Oil prices rebounded in Asian trading Friday after tumbling a day earlier amid re-emerging doubts that OPEC members are actually making the production cuts they promised last year.
Light, sweet crude for March delivery rose 24 cents to US$54.47 a barrel in electronic trading on the New York Mercantile Exchange midmorning in Singapore. Crude prices had risen as high as US$55.90 a barrel Thursday before settling at US$54.23 a barrel.
"The drop yesterday was primarily a result of profit-taking after a rather strong price gain," said Victor Shum, energy analyst with Purvin & Gertz in Singapore. "The up and down of the prices reflect the volatility of the market."
The Organization of Petroleum Exporting Countries said it would begin cutting production by 1.2 million barrels a day in November, but some traders speculate members are not complying. The cartel said late last year it planned to cut production another 500,000 barrels a day starting Feb. 1.
Earlier this month, crude fell to US$50 a barrel, but it rose about 10 percent over the past week as cold weather returned to the heating oil-consuming Northeastern United States.
Tanker tracker Oil Movements reported that it expects exports from the Organization of Petroleum Exporting Countries to rise in mid-February _ fanning doubts that had been allayed a day earlier, when ConocoPhillips' Chief Executive Jim Mulva said the company was firmly instructed to curb output from its Libya and Venezuela operations.
"If you look at trading this week, the market has found some support above the US$50-a-barrel price mark. It appears to have found a floor due to a number of factors," Shum said citing continued cold weather in the U.S. and the announcement Tuesday by the U.S. government to double the size of its Strategic Petroleum Reserve.
Analysts expect crude-oil futures to stay in narrow range of US$54 to US$55 a barrel as "traders are likely to adjust positions ahead of the weekend," says Ken Hasegawa, a broker at Himawari CX in Tokyo.

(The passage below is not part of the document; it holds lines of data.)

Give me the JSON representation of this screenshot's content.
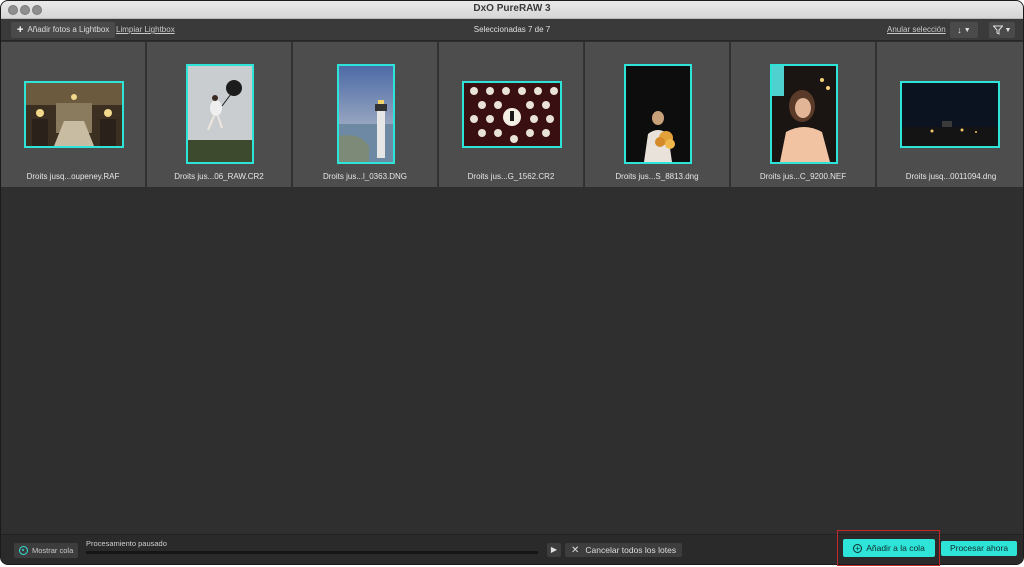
{
  "window": {
    "title": "DxO PureRAW 3"
  },
  "toolbar": {
    "add_photos_label": "Añadir fotos a Lightbox",
    "clear_lightbox_label": "Limpiar Lightbox",
    "selection_status": "Seleccionadas 7 de 7",
    "cancel_selection_label": "Anular selección",
    "sort_icon": "sort-icon",
    "filter_icon": "filter-icon"
  },
  "photos": [
    {
      "caption": "Droits jusq...oupeney.RAF",
      "icon": "photo-thumbnail"
    },
    {
      "caption": "Droits jus...06_RAW.CR2",
      "icon": "photo-thumbnail"
    },
    {
      "caption": "Droits jus...l_0363.DNG",
      "icon": "photo-thumbnail"
    },
    {
      "caption": "Droits jus...G_1562.CR2",
      "icon": "photo-thumbnail"
    },
    {
      "caption": "Droits jus...S_8813.dng",
      "icon": "photo-thumbnail"
    },
    {
      "caption": "Droits jus...C_9200.NEF",
      "icon": "photo-thumbnail"
    },
    {
      "caption": "Droits jusq...0011094.dng",
      "icon": "photo-thumbnail"
    }
  ],
  "bottom": {
    "show_queue_label": "Mostrar cola",
    "processing_status": "Procesamiento pausado",
    "cancel_all_label": "Cancelar todos los lotes",
    "add_to_queue_label": "Añadir a la cola",
    "process_now_label": "Procesar ahora"
  },
  "colors": {
    "accent": "#2ee3d8",
    "background": "#2f2f2f",
    "highlight_box": "#c0282a"
  }
}
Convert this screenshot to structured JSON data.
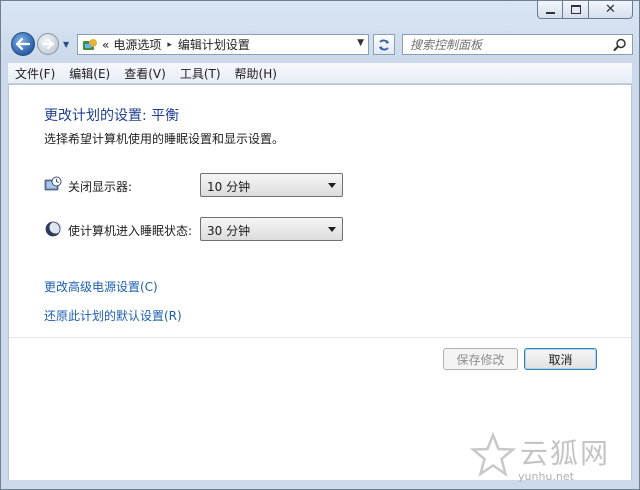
{
  "window": {
    "caption_buttons": {
      "minimize": "minimize",
      "maximize": "maximize",
      "close": "✕"
    }
  },
  "nav": {
    "breadcrumb_prefix": "«",
    "breadcrumb": [
      "电源选项",
      "编辑计划设置"
    ],
    "breadcrumb_separator": "▸",
    "search_placeholder": "搜索控制面板"
  },
  "menu": {
    "items": [
      "文件(F)",
      "编辑(E)",
      "查看(V)",
      "工具(T)",
      "帮助(H)"
    ]
  },
  "main": {
    "title": "更改计划的设置: 平衡",
    "subtitle": "选择希望计算机使用的睡眠设置和显示设置。",
    "settings": [
      {
        "label": "关闭显示器:",
        "value": "10 分钟",
        "icon": "monitor-clock-icon"
      },
      {
        "label": "使计算机进入睡眠状态:",
        "value": "30 分钟",
        "icon": "moon-icon"
      }
    ],
    "links": [
      "更改高级电源设置(C)",
      "还原此计划的默认设置(R)"
    ],
    "buttons": {
      "save": "保存修改",
      "cancel": "取消"
    }
  },
  "watermark": {
    "text_cn": "云狐网",
    "url": "yunhu.net"
  },
  "colors": {
    "title_blue": "#1e3f8f",
    "link_blue": "#1c5fb4",
    "chrome": "#cbd9ea"
  }
}
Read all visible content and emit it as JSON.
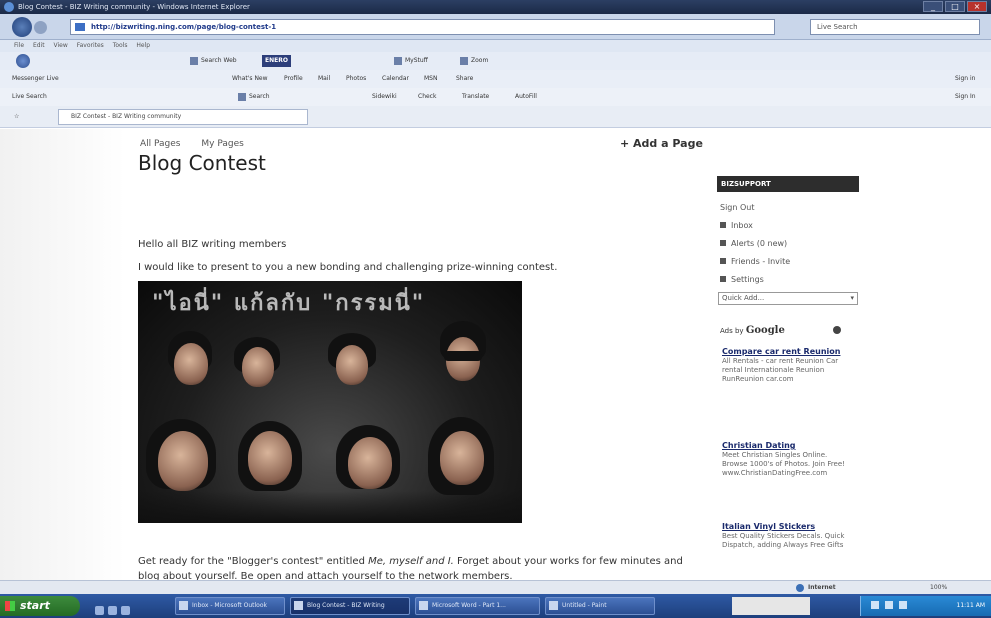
{
  "window": {
    "title": "Blog Contest - BIZ Writing community - Windows Internet Explorer",
    "address": "http://bizwriting.ning.com/page/blog-contest-1",
    "search_engine": "Live Search"
  },
  "menubar": [
    "File",
    "Edit",
    "View",
    "Favorites",
    "Tools",
    "Help"
  ],
  "toolbars": {
    "row1": {
      "search_web": "Search Web",
      "brand": "ENERO",
      "mystuff": "MyStuff",
      "zoom": "Zoom"
    },
    "row2": {
      "left": "Messenger Live",
      "items": [
        "What's New",
        "Profile",
        "Mail",
        "Photos",
        "Calendar",
        "MSN",
        "Share"
      ],
      "right": "Sign in"
    },
    "row3": {
      "left": "Live Search",
      "search": "Search",
      "items": [
        "Sidewiki",
        "Check",
        "Translate",
        "AutoFill"
      ],
      "right": "Sign In"
    }
  },
  "tab": {
    "label": "BIZ Contest - BIZ Writing community"
  },
  "page": {
    "top_links": [
      "All Pages",
      "My Pages"
    ],
    "add_page": "+ Add a Page",
    "title": "Blog Contest",
    "greeting": "Hello all BIZ writing members",
    "intro": "I would like to present to you a new bonding and challenging prize-winning contest.",
    "image_banner": "\"ไอนี่\" แก้ลกับ \"กรรมนี่\"",
    "para_start": "Get ready for the \"Blogger's contest\" entitled ",
    "para_title": "Me, myself and I.",
    "para_end": " Forget about your works for few minutes and blog about yourself. Be open and attach yourself to the network members."
  },
  "sidebar": {
    "header": "BIZSUPPORT",
    "sign_out": "Sign Out",
    "items": [
      {
        "label": "Inbox",
        "icon": "envelope-icon"
      },
      {
        "label": "Alerts (0 new)",
        "icon": "alert-icon"
      },
      {
        "label": "Friends - Invite",
        "icon": "friends-icon"
      },
      {
        "label": "Settings",
        "icon": "gear-icon"
      }
    ],
    "quick_add": "Quick Add...",
    "ads_by": "Ads by",
    "ads_brand": "Google",
    "ads": [
      {
        "title": "Compare car rent Reunion",
        "text": "All Rentals - car rent Reunion Car rental Internationale Reunion RunReunion car.com"
      },
      {
        "title": "Christian Dating",
        "text": "Meet Christian Singles Online. Browse 1000's of Photos. Join Free! www.ChristianDatingFree.com"
      },
      {
        "title": "Italian Vinyl Stickers",
        "text": "Best Quality Stickers Decals. Quick Dispatch, adding Always Free Gifts"
      }
    ]
  },
  "status": {
    "zone": "Internet",
    "zoom": "100%"
  },
  "taskbar": {
    "start": "start",
    "tasks": [
      "Inbox - Microsoft Outlook",
      "Blog Contest - BIZ Writing",
      "Microsoft Word - Part 1...",
      "Untitled - Paint"
    ],
    "clock": "11:11 AM"
  }
}
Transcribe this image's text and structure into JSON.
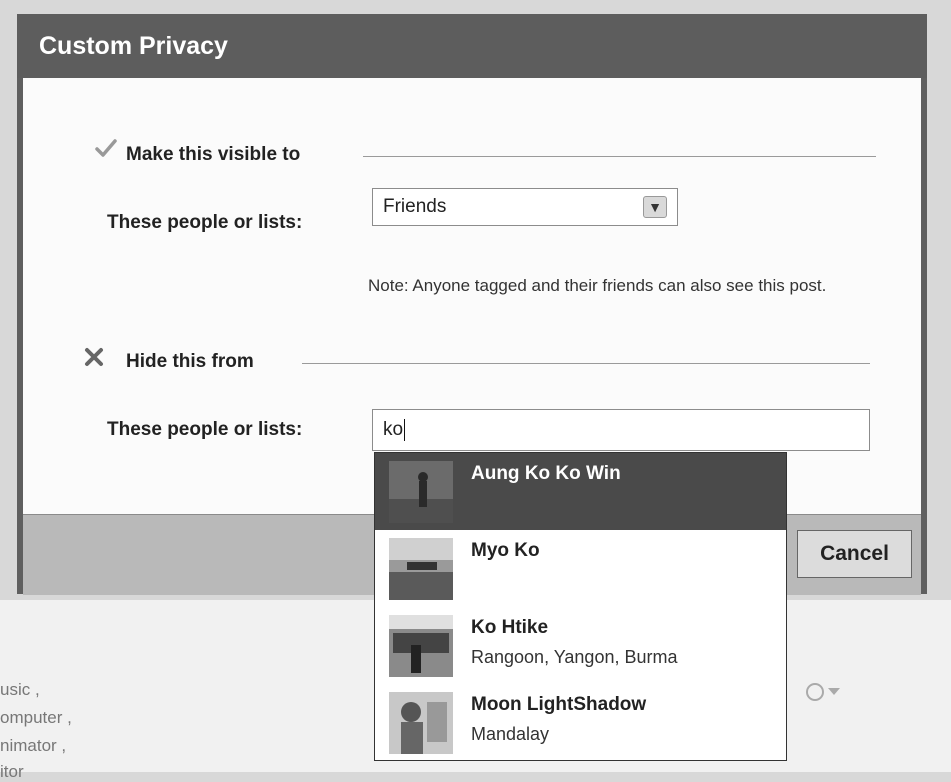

In other Nymex trading, February heating oil futures gained 0.49 cents to US$1.5540 a gallon (3.8 liters) while natural gas prices edged up fractionally to US$6.906 per 1,000 cubic feet.